Inequality is the biggest obstacle to eradicating Aids, says Lilianne Ploumen, Dutch minister for foreign trade and development cooperation. Despite innovations in diagnosing and treating HIV and Aids, last year, 19.7 million people living with HIV were not receiving antiretroviral treatment. Ploumen says social, cultural, economic and gender-based inequality is to blame.
The UN has failed to prevent the bombing of schools and hospitals in Yemen, by removing Saudi Arabia from a blacklist of those violating children’s rights, writes Rob Williams, CEO of War Child UK. “The UN appears to be acting as a club for the rich and powerful, pointing the finger at rebel groups and obscure militia but covering up for the violations committed by its member states,” Williams says.
And what can Africa learn from China’s economic boom? Allow elites to have a stake in development and poverty reduction, argues Jonathan Glennie.

Multimedia

Globally there are 168 million child workers. Take a look at some of the everyday items that may involve child labour in their production, from smartphones to cigarettes.
Myanmar’s Chin state is experiencing an exodus as young women migrate to countries including Saudi Arabia and Singapore to work and send money home to their families. But many become trapped in exploitative work conditions and are unable to return. Watch their story.

What you said

On the growing threat to activists and indigenous people defending the environment, DogsLivesMatter wrote:
The activists who are out doing the dangerous work are the true heroes.
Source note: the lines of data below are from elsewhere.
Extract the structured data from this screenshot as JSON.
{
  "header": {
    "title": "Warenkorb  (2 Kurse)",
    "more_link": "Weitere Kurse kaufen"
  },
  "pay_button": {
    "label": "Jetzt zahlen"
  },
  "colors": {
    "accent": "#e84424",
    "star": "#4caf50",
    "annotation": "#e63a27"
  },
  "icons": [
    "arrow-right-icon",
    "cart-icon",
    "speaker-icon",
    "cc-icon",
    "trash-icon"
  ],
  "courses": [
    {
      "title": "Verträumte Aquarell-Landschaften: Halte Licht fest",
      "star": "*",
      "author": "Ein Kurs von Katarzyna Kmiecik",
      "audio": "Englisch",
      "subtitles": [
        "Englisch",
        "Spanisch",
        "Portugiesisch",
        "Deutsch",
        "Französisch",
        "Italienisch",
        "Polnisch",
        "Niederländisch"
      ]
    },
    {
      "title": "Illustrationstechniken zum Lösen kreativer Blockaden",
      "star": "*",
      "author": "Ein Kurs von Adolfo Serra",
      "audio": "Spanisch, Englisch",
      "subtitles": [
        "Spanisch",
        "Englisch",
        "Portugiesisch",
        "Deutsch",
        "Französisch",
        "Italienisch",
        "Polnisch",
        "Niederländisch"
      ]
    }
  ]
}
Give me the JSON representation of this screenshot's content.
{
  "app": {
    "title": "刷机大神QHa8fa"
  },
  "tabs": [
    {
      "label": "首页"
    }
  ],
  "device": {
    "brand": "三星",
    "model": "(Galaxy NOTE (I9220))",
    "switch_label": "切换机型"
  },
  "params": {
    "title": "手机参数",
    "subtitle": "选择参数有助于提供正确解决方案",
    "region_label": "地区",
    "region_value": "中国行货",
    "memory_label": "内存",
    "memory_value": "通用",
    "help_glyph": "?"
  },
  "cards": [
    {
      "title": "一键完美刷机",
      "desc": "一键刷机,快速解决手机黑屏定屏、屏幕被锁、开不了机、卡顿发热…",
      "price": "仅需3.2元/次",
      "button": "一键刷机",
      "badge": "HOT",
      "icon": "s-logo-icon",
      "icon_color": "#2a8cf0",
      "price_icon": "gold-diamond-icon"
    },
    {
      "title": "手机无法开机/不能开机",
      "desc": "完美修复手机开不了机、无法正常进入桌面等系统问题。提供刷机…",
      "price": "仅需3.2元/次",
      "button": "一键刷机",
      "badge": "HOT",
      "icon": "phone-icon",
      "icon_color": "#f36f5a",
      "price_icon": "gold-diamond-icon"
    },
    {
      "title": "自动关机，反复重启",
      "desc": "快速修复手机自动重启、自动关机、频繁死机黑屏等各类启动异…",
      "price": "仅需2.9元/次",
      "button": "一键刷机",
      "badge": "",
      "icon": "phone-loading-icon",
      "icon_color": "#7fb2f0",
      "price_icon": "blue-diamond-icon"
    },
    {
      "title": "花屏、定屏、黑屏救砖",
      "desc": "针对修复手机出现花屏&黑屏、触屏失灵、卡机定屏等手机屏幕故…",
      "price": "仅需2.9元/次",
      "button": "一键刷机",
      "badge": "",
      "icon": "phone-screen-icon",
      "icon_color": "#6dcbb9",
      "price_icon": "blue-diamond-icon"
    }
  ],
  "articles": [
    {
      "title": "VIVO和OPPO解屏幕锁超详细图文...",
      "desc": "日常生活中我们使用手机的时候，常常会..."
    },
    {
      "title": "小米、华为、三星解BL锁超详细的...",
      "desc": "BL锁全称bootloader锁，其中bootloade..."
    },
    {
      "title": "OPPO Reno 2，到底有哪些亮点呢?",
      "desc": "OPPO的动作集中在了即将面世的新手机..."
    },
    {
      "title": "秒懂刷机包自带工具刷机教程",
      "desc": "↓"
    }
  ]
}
All activists and aid workers should be protected by their respective governments. It’s a sad state of affairs that corporations are given carte blanche to ride roughshod over the environment and those risking their lives to protect the environment.

Highlight from the blogosphere

Do middle-income countries really get more aid than low-income countries? Owen Barder, writing on the blog Owen Abroad, investigates.